In what was once the northern reaches of the Roman Empire, researching Roman buildings is often very difficult due to a lack of source material. Buildings have almost completely disappeared; there are practically no written sources or images.
It is then essential to investigate the underlying ideas and the traditions regarding construction materials and building techniques, in this way broadening the research.
Kees Peterse developed a methodology for this at an early stage, one he defined in his doctoral dissertation Bouwkundige studies van huizen in Pompeii. Muurwerk, maatvoering en ontwerp (1993). This methodology can be summed up by the sub-title, which translates as ‘masonry, measurements and design’. Over the years he refined this methodology
A step-by-step plan can be distilled from the many research reports, which he also explained verbally shortly before his death. The step-by-step plan is based on ‘ideal research conditions’, though the in situ conditions present more challenges. This is illustrated in the two sample projects: the reconstruction of the earth and timber rampart (Holz-Erde-Mauer) together with the west gate of the Haltern Roman fortress (D) and the building archaeological research into the thermal baths in Heerlen. These examples also clearly show the difference in source material with regard to timber structures and masonry structures. With timber structures, material remains are often very scarce, unlike in masonry structures. At the Roman bathhouse in Heerlen, not only foundations but even remains of upstanding masonry with interior and exterior finishes have been preserved

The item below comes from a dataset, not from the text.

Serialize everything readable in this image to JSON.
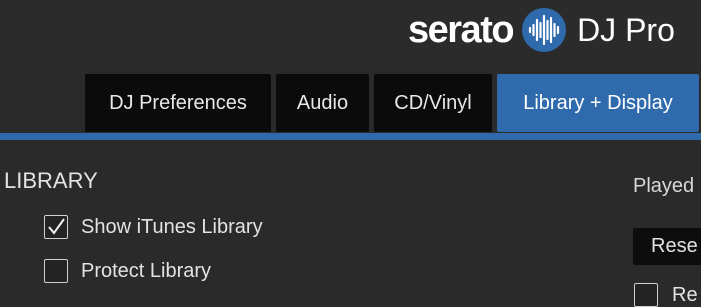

Kees Peterse’s steps in research align perfectly with the methodology used for the building archaeological research as set out in 'richtlijnen bouwhistorisch onderzoek’, 2009 the Dutch guidelines for building archaeological research published by the Dutch National Cultural Heritage Agency in 2009.
© Roman Reconstructions 2022